**Records for the task:**

===

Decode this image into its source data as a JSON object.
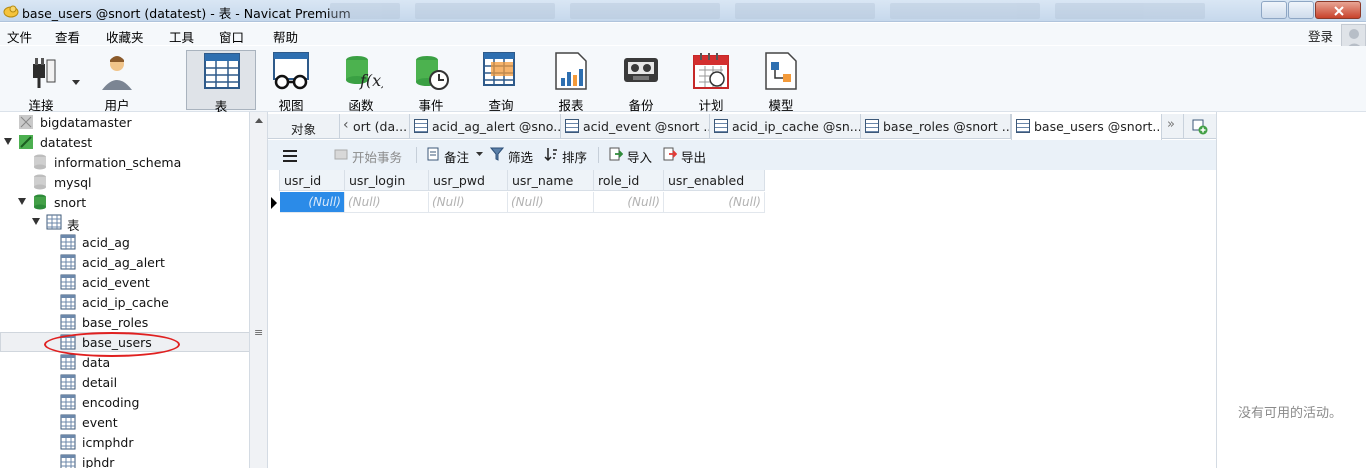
{
  "window": {
    "title": "base_users @snort (datatest) - 表 - Navicat Premium"
  },
  "menu": {
    "items": [
      "文件",
      "查看",
      "收藏夹",
      "工具",
      "窗口",
      "帮助"
    ],
    "login": "登录"
  },
  "toolbar": {
    "items": [
      {
        "label": "连接",
        "icon": "plug-icon"
      },
      {
        "label": "用户",
        "icon": "user-icon"
      },
      {
        "label": "表",
        "icon": "table-icon",
        "active": true
      },
      {
        "label": "视图",
        "icon": "view-icon"
      },
      {
        "label": "函数",
        "icon": "function-icon"
      },
      {
        "label": "事件",
        "icon": "event-icon"
      },
      {
        "label": "查询",
        "icon": "query-icon"
      },
      {
        "label": "报表",
        "icon": "report-icon"
      },
      {
        "label": "备份",
        "icon": "backup-icon"
      },
      {
        "label": "计划",
        "icon": "calendar-icon"
      },
      {
        "label": "模型",
        "icon": "model-icon"
      }
    ]
  },
  "tree": {
    "items": [
      {
        "label": "bigdatamaster",
        "level": 0,
        "icon": "connection-icon"
      },
      {
        "label": "datatest",
        "level": 0,
        "icon": "connection-icon",
        "expanded": true
      },
      {
        "label": "information_schema",
        "level": 1,
        "icon": "database-icon"
      },
      {
        "label": "mysql",
        "level": 1,
        "icon": "database-icon"
      },
      {
        "label": "snort",
        "level": 1,
        "icon": "database-icon",
        "expanded": true
      },
      {
        "label": "表",
        "level": 2,
        "icon": "tables-folder-icon",
        "expanded": true
      },
      {
        "label": "acid_ag",
        "level": 3,
        "icon": "table-icon"
      },
      {
        "label": "acid_ag_alert",
        "level": 3,
        "icon": "table-icon"
      },
      {
        "label": "acid_event",
        "level": 3,
        "icon": "table-icon"
      },
      {
        "label": "acid_ip_cache",
        "level": 3,
        "icon": "table-icon"
      },
      {
        "label": "base_roles",
        "level": 3,
        "icon": "table-icon"
      },
      {
        "label": "base_users",
        "level": 3,
        "icon": "table-icon",
        "selected": true
      },
      {
        "label": "data",
        "level": 3,
        "icon": "table-icon"
      },
      {
        "label": "detail",
        "level": 3,
        "icon": "table-icon"
      },
      {
        "label": "encoding",
        "level": 3,
        "icon": "table-icon"
      },
      {
        "label": "event",
        "level": 3,
        "icon": "table-icon"
      },
      {
        "label": "icmphdr",
        "level": 3,
        "icon": "table-icon"
      },
      {
        "label": "iphdr",
        "level": 3,
        "icon": "table-icon"
      }
    ]
  },
  "tabs": {
    "objects": "对象",
    "items": [
      "ort (da...",
      "acid_ag_alert @sno...",
      "acid_event @snort ...",
      "acid_ip_cache @sn...",
      "base_roles @snort ...",
      "base_users @snort..."
    ],
    "active_index": 5
  },
  "subtoolbar": {
    "menu": "menu-icon",
    "begin_transaction": "开始事务",
    "note": "备注",
    "filter": "筛选",
    "sort": "排序",
    "import": "导入",
    "export": "导出"
  },
  "grid": {
    "columns": [
      "usr_id",
      "usr_login",
      "usr_pwd",
      "usr_name",
      "role_id",
      "usr_enabled"
    ],
    "rows": [
      [
        "(Null)",
        "(Null)",
        "(Null)",
        "(Null)",
        "(Null)",
        "(Null)"
      ]
    ]
  },
  "status": {
    "activation": "没有可用的活动。"
  },
  "colors": {
    "accent": "#2b8be8",
    "selection_outline": "#e02020"
  }
}
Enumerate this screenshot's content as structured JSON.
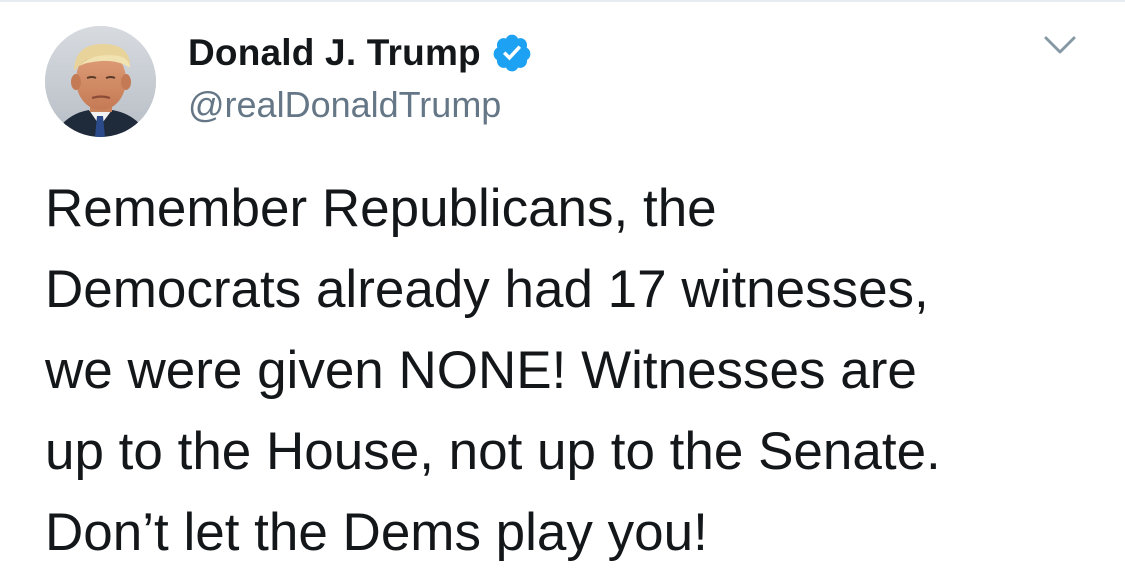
{
  "tweet": {
    "display_name": "Donald J. Trump",
    "handle": "@realDonaldTrump",
    "verified": true,
    "icons": {
      "avatar": "profile-photo",
      "verified": "verified-badge-icon",
      "menu": "chevron-down-icon"
    },
    "colors": {
      "text": "#14171a",
      "secondary": "#657786",
      "verified_blue": "#1da1f2",
      "border": "#e6ecf0"
    },
    "text_lines": [
      "Remember Republicans, the",
      "Democrats already had 17 witnesses,",
      "we were given NONE! Witnesses are",
      "up to the House, not up to the Senate.",
      "Don’t let the Dems play you!"
    ]
  }
}
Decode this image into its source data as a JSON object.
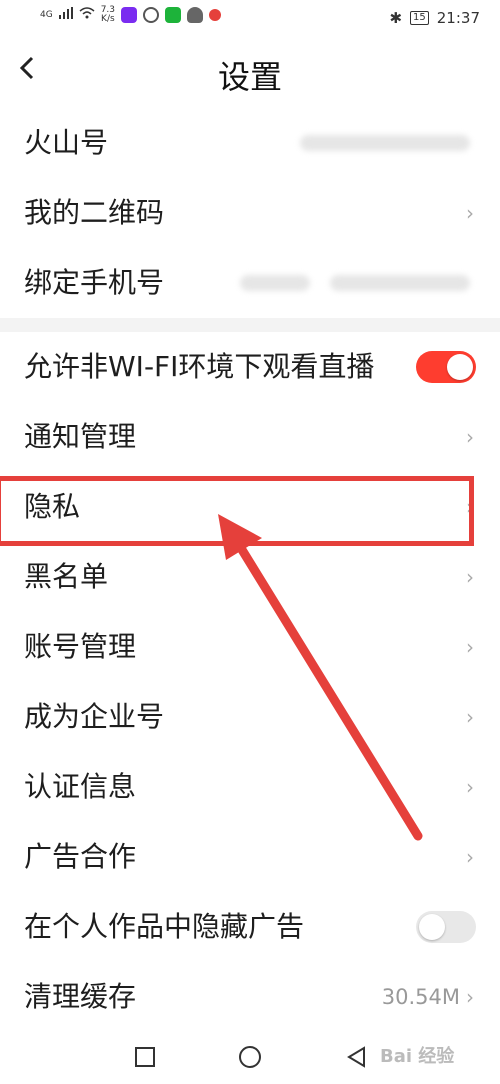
{
  "statusbar": {
    "network": "4G",
    "speed_value": "7.3",
    "speed_unit": "K/s",
    "battery": "15",
    "time": "21:37"
  },
  "header": {
    "back_icon": "chevron-left-icon",
    "title": "设置"
  },
  "items": [
    {
      "label": "火山号"
    },
    {
      "label": "我的二维码"
    },
    {
      "label": "绑定手机号"
    },
    {
      "label": "允许非WI-FI环境下观看直播",
      "toggle": "on"
    },
    {
      "label": "通知管理"
    },
    {
      "label": "隐私"
    },
    {
      "label": "黑名单"
    },
    {
      "label": "账号管理"
    },
    {
      "label": "成为企业号"
    },
    {
      "label": "认证信息"
    },
    {
      "label": "广告合作"
    },
    {
      "label": "在个人作品中隐藏广告",
      "toggle": "off"
    },
    {
      "label": "清理缓存",
      "value": "30.54M"
    }
  ],
  "watermark": "Bai 经验",
  "colors": {
    "accent": "#fe3d2f",
    "annotation": "#e5403b",
    "toggle_off": "#e8e8e8"
  }
}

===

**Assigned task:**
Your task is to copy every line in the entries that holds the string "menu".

**Result of the task:**
  "menu": {
    "menu": "menu-icon",
      "menu": "chevron-down-icon"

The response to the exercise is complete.